cooperation he extended to the malefactors, which, by no means, is an indispensable one.

The circumstances pointed out would not make appellants liable as co-principals in the
crime charged. At the most their liability would be that of mere accomplices. They joined in the
criminal design when Cresencio consented to look for a banca and Romaquin provided it when
asked by the gang leader Joe Intsik, and then brought the malefactors to the scene of the robbery,
despite knowledge of the evil purpose for which the banca was to be used. It was the banca that
brought the malefactors to the bank to be robbed and carried them away from the scene after the
robbery to prevent their apprehension. Appellants thus cooperated but not in an indispensable
manner.

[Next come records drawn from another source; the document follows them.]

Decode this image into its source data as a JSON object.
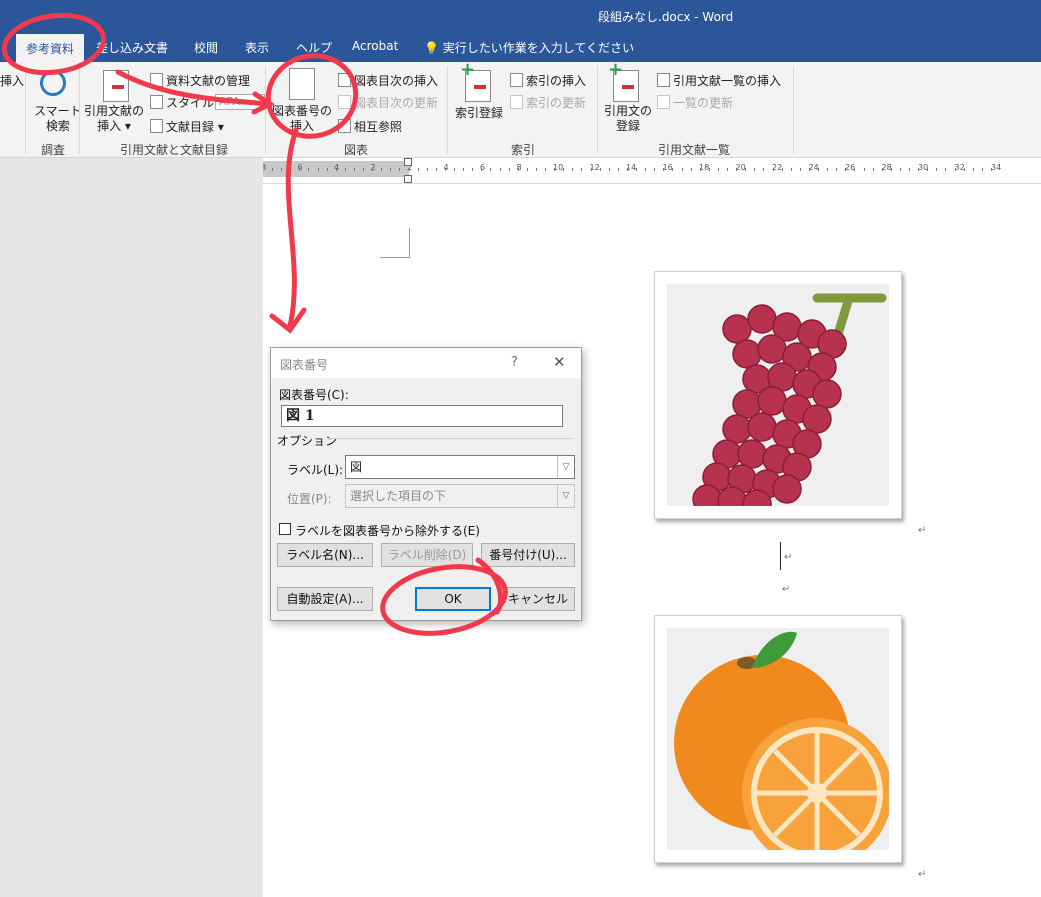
{
  "window": {
    "title": "段組みなし.docx  -  Word"
  },
  "tabs": [
    {
      "label": "参考資料",
      "active": true
    },
    {
      "label": "差し込み文書"
    },
    {
      "label": "校閲"
    },
    {
      "label": "表示"
    },
    {
      "label": "ヘルプ"
    },
    {
      "label": "Acrobat"
    }
  ],
  "tell_me": {
    "placeholder": "実行したい作業を入力してください",
    "icon": "lightbulb-icon"
  },
  "ribbon": {
    "cut_off_label": "挿入",
    "groups": {
      "research": {
        "label": "調査",
        "smart_lookup": "スマート\n検索"
      },
      "citations": {
        "label": "引用文献と文献目録",
        "insert_citation": "引用文献の\n挿入 ▾",
        "manage_sources": "資料文献の管理",
        "style_label": "スタイル:",
        "style_value": "APA",
        "bibliography": "文献目録 ▾"
      },
      "captions": {
        "label": "図表",
        "insert_caption": "図表番号の\n挿入",
        "insert_table_of_figures": "図表目次の挿入",
        "update_table": "図表目次の更新",
        "cross_reference": "相互参照"
      },
      "index": {
        "label": "索引",
        "mark_entry": "索引登録",
        "insert_index": "索引の挿入",
        "update_index": "索引の更新"
      },
      "table_of_authorities": {
        "label": "引用文献一覧",
        "mark_citation": "引用文の\n登録",
        "insert_table": "引用文献一覧の挿入",
        "update_table": "一覧の更新"
      }
    }
  },
  "ruler": {
    "numbers": [
      "8",
      "6",
      "4",
      "2",
      "2",
      "4",
      "6",
      "8",
      "10",
      "12",
      "14",
      "16",
      "18",
      "20",
      "22",
      "24",
      "26",
      "28",
      "30",
      "32",
      "34"
    ]
  },
  "document": {
    "paragraph_mark": "↵"
  },
  "dialog": {
    "title": "図表番号",
    "help": "?",
    "close": "✕",
    "caption_label": "図表番号(C):",
    "caption_value": "図  1",
    "options_label": "オプション",
    "label_label": "ラベル(L):",
    "label_value": "図",
    "position_label": "位置(P):",
    "position_value": "選択した項目の下",
    "exclude_label": "ラベルを図表番号から除外する(E)",
    "new_label_button": "ラベル名(N)...",
    "delete_label_button": "ラベル削除(D)",
    "numbering_button": "番号付け(U)...",
    "autocaption_button": "自動設定(A)...",
    "ok_button": "OK",
    "cancel_button": "キャンセル"
  },
  "colors": {
    "word_blue": "#2b579a",
    "annotation_red": "#f03a4c",
    "focus_blue": "#0078d7"
  }
}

Even without appellants providing the banca, the robbery could have been committed,
specially with the boldness and determination shown by the robbers in committing the crime.

An accomplice is one who, not being principal as defined in Article 17 of the Revised
Penal Code, cooperates in the execution of the offense by previous or simultaneous acts (Art. 18,
Revised Penal Code). There must be a community of unlawful purpose between the principal and
accomplice and assistance knowingly and intentionally given (U.S. vs. Belco 11 Phil. 526), to
supply material and moral aid in the consummation of the offense and in as efficacious way
(People vs. Tamayo, 44 Phil. 38). In this case, appellants' cooperation is like that of a driver of a
car used for abduction which makes the driver a mere accomplice, as held in People vs.
Batalan 45 Phil. 573, citing the case of U.S. vs. Lagmay, G.R. No. L-15009.